So why not get in earlier to miss the rush instead of later?
"I'd probably say you know just the pre-game festivities," said Rodriguez. "Usually they run a little bit late, typically we're just trying to have a good time before the game."
Even for a game that started at six o'clock, the "pre-game festivities" prevented many students from getting in on time, but as Plati noted not every student gets in late. Nick Shearon, an active member of the C-Unit, known by many as "Buffman," is the hero Folsom Field deserves.
"I got here a little bit early. We waited in line at about 3:30 to make sure we were the first ones in, to get prime spots," he said, Master Chief helmet complete with buffalo horns in hand. "I think it's really important, first of all you get a great view of Folsom Field.
"It's that much better when you get to experience a growing and developing program from basically the sidelines. You get to feel a little bit more of the team when they are in front of you yelling, and you get to feel all of the energy of the rest of Folsom just pouring down onto the field from behind you."
Shearon explained why more students can't get into the game early, even if they don't come in donning black and gold armor from head to toe.
"I think the population at CU has a little bit of a reputation for tailgating," he stated. "That can lead to some students getting in a little bit later."
Shearon brainstormed possible solutions to the problem.
"Maybe if they had Chip out here early doing stupid human games, whether it be ridiculous basketball shots on the field from the middle of the section, or just random corn-hole shots from the stands," he said. "Maybe crazy contests or just something fun to do, make it as fun in here as it is out on the field."
Fellow student Tyler Sparks had a more simple solution.
"Honestly, If there was an entrance on the other end of the stadium it would be so much easier," he said.
But Plati doesn't believe that would work.
"Where would you put another entrance in relation to the student section?" he questioned. "If you put them on the other side, then they have to traverse all the way across the stadium, and that's where the other patrons are trying to get in anyway."
It seems as if the students and administration could go back and fourth all day placing blame on each other, but I think I have come up with a plan where everybody wins.
Anyone who follows the basketball program knows that for the last few years there has been a rewards program in place for the students who attend games at the Coors Events Center. It starts with a shirt for the first game they attend, moving up to a free burrito for 5 games, and the prizes get gradually bigger as the season goes on leading up to the grand prize of a trip to Vegas and the Pac-12 tournament for the top 50 students in terms of attendance. Say what you will about former athletic director Mike Bohn, but he struck gold with this one.
Now it is new athletic director Rick George's turn to bring this program to the football games, but with a twist. The same gradual rewards system for students is put into place, but you only get credit for the game if your card is swiped before kickoff. In the future the grand prize can be a trip to the bowl game, but for now the attendance awards would be connected to the basketball grand prize. Additionally, students who made it into all the football games on time, get priority tickets to big basketball games such as Kansas and Arizona, that normally sell out for students. Use your strengths as an athletic department to pick up your weaknesses.

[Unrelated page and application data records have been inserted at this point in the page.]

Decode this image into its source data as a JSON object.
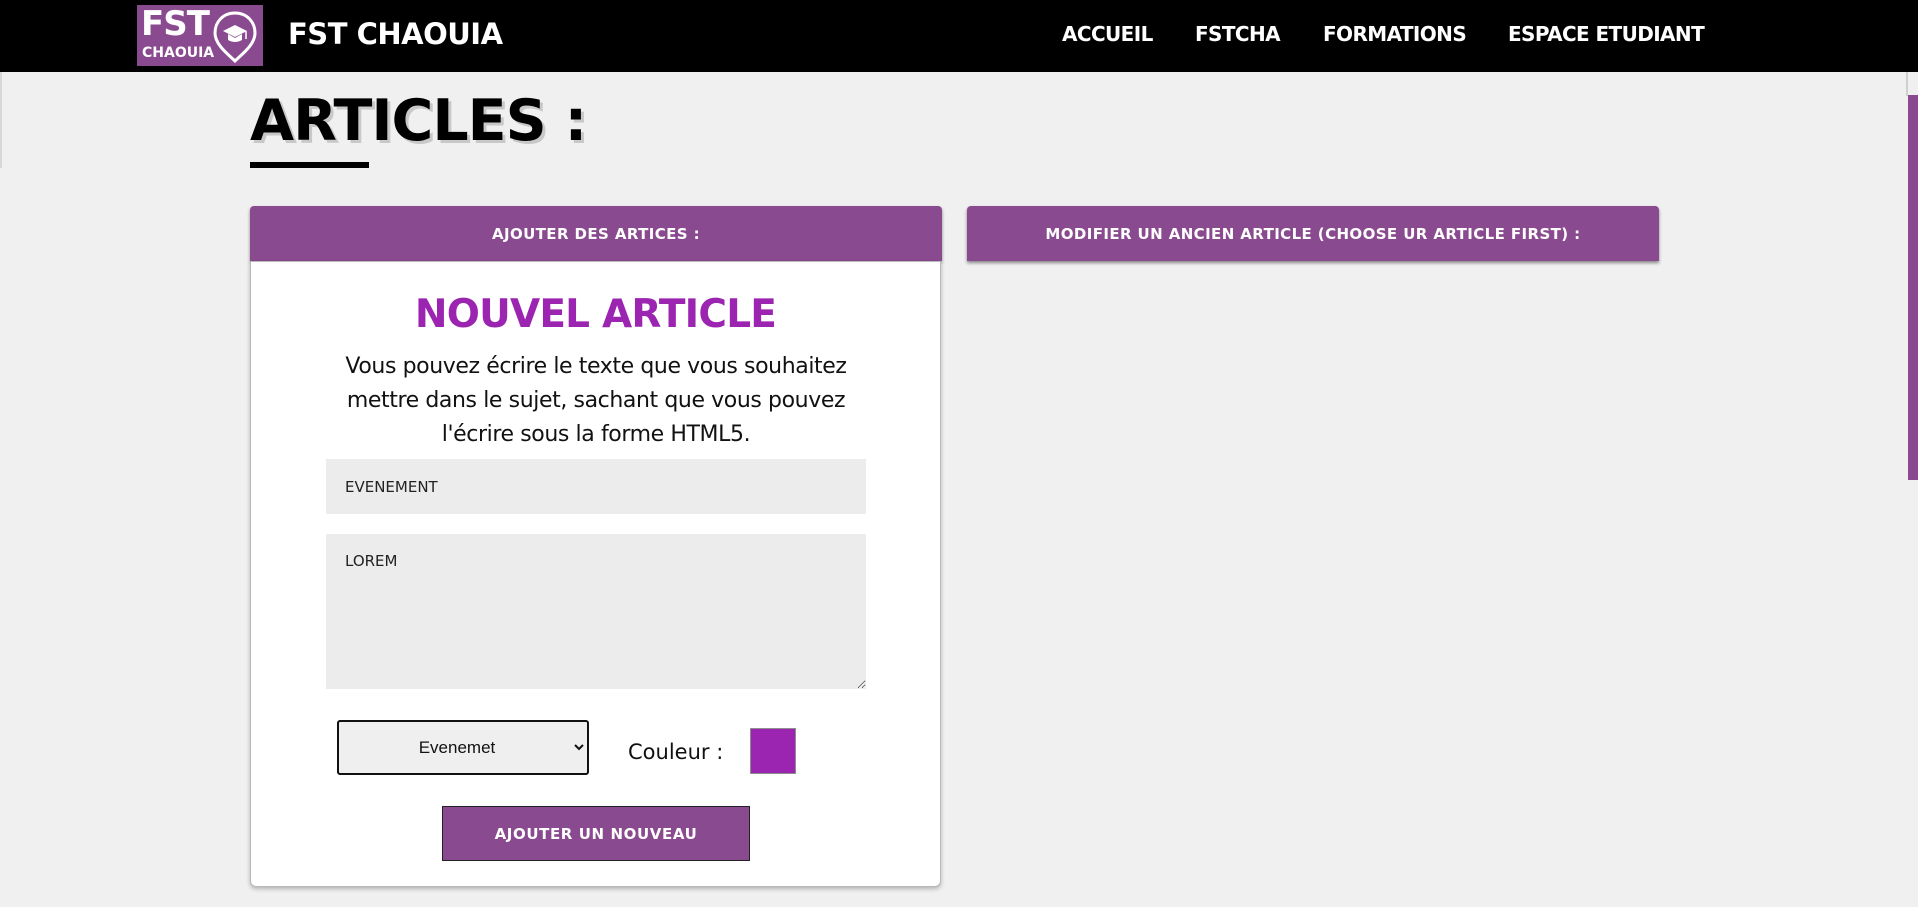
{
  "brand": {
    "logo_line1": "FST",
    "logo_line2": "CHAOUIA",
    "name": "FST CHAOUIA"
  },
  "nav": {
    "items": [
      {
        "label": "ACCUEIL"
      },
      {
        "label": "FSTCHA"
      },
      {
        "label": "FORMATIONS"
      },
      {
        "label": "ESPACE ETUDIANT"
      }
    ]
  },
  "page": {
    "title": "ARTICLES :"
  },
  "tabs": {
    "add_label": "AJOUTER DES ARTICES :",
    "edit_label": "MODIFIER UN ANCIEN ARTICLE (CHOOSE UR ARTICLE FIRST) :"
  },
  "form": {
    "heading": "NOUVEL ARTICLE",
    "description": "Vous pouvez écrire le texte que vous souhaitez mettre dans le sujet, sachant que vous pouvez l'écrire sous la forme HTML5.",
    "title_value": "EVENEMENT",
    "body_value": "LOREM",
    "category_selected": "Evenemet",
    "color_label": "Couleur :",
    "color_value": "#9b25b0",
    "submit_label": "AJOUTER UN NOUVEAU"
  },
  "icons": {
    "logo_pin": "graduation-cap-location-pin-icon",
    "select_arrow": "chevron-down-icon"
  },
  "colors": {
    "brand_purple": "#8a4a8f",
    "heading_purple": "#9b25b0",
    "navbar": "#000000",
    "background": "#f0f0f0"
  }
}
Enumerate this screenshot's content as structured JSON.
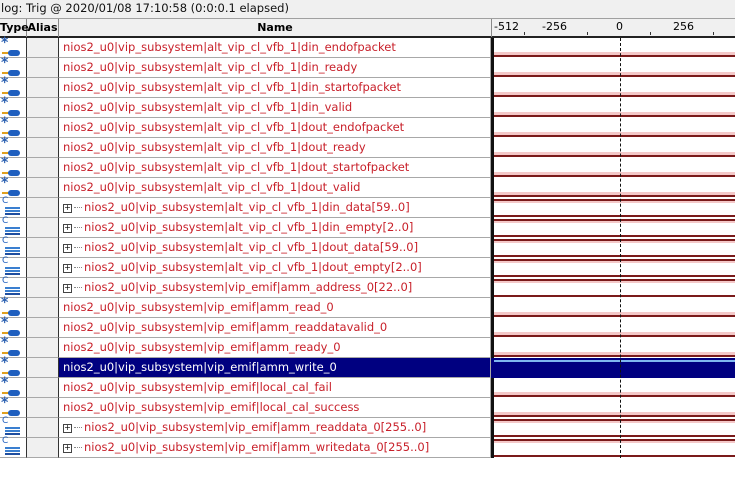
{
  "title": "log: Trig @ 2020/01/08 17:10:58 (0:0:0.1 elapsed)",
  "columns": {
    "type": "Type",
    "alias": "Alias",
    "name": "Name"
  },
  "time_axis": {
    "ticks": [
      "-512",
      "-256",
      "0",
      "256"
    ]
  },
  "selected_row": 16,
  "colors": {
    "signal_text": "#c8202a",
    "selection": "#000080",
    "wave": "#7a1a1a"
  },
  "signals": [
    {
      "name": "nios2_u0|vip_subsystem|alt_vip_cl_vfb_1|din_endofpacket",
      "kind": "bit"
    },
    {
      "name": "nios2_u0|vip_subsystem|alt_vip_cl_vfb_1|din_ready",
      "kind": "bit"
    },
    {
      "name": "nios2_u0|vip_subsystem|alt_vip_cl_vfb_1|din_startofpacket",
      "kind": "bit"
    },
    {
      "name": "nios2_u0|vip_subsystem|alt_vip_cl_vfb_1|din_valid",
      "kind": "bit"
    },
    {
      "name": "nios2_u0|vip_subsystem|alt_vip_cl_vfb_1|dout_endofpacket",
      "kind": "bit"
    },
    {
      "name": "nios2_u0|vip_subsystem|alt_vip_cl_vfb_1|dout_ready",
      "kind": "bit"
    },
    {
      "name": "nios2_u0|vip_subsystem|alt_vip_cl_vfb_1|dout_startofpacket",
      "kind": "bit"
    },
    {
      "name": "nios2_u0|vip_subsystem|alt_vip_cl_vfb_1|dout_valid",
      "kind": "bit"
    },
    {
      "name": "nios2_u0|vip_subsystem|alt_vip_cl_vfb_1|din_data[59..0]",
      "kind": "bus"
    },
    {
      "name": "nios2_u0|vip_subsystem|alt_vip_cl_vfb_1|din_empty[2..0]",
      "kind": "bus"
    },
    {
      "name": "nios2_u0|vip_subsystem|alt_vip_cl_vfb_1|dout_data[59..0]",
      "kind": "bus"
    },
    {
      "name": "nios2_u0|vip_subsystem|alt_vip_cl_vfb_1|dout_empty[2..0]",
      "kind": "bus"
    },
    {
      "name": "nios2_u0|vip_subsystem|vip_emif|amm_address_0[22..0]",
      "kind": "bus"
    },
    {
      "name": "nios2_u0|vip_subsystem|vip_emif|amm_read_0",
      "kind": "bit"
    },
    {
      "name": "nios2_u0|vip_subsystem|vip_emif|amm_readdatavalid_0",
      "kind": "bit"
    },
    {
      "name": "nios2_u0|vip_subsystem|vip_emif|amm_ready_0",
      "kind": "bit"
    },
    {
      "name": "nios2_u0|vip_subsystem|vip_emif|amm_write_0",
      "kind": "bit"
    },
    {
      "name": "nios2_u0|vip_subsystem|vip_emif|local_cal_fail",
      "kind": "bit"
    },
    {
      "name": "nios2_u0|vip_subsystem|vip_emif|local_cal_success",
      "kind": "bit"
    },
    {
      "name": "nios2_u0|vip_subsystem|vip_emif|amm_readdata_0[255..0]",
      "kind": "bus"
    },
    {
      "name": "nios2_u0|vip_subsystem|vip_emif|amm_writedata_0[255..0]",
      "kind": "bus"
    }
  ]
}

Something must be done. The players deserve it, and the greatest entrance in college football deserves it.
George has shown nothing but promise so far as the athletic director. This is an easy way for him to show he is in tune with the problems at Colorado and willing to try to fix them.
Oh, and also, make sure that Ralphie actually runs.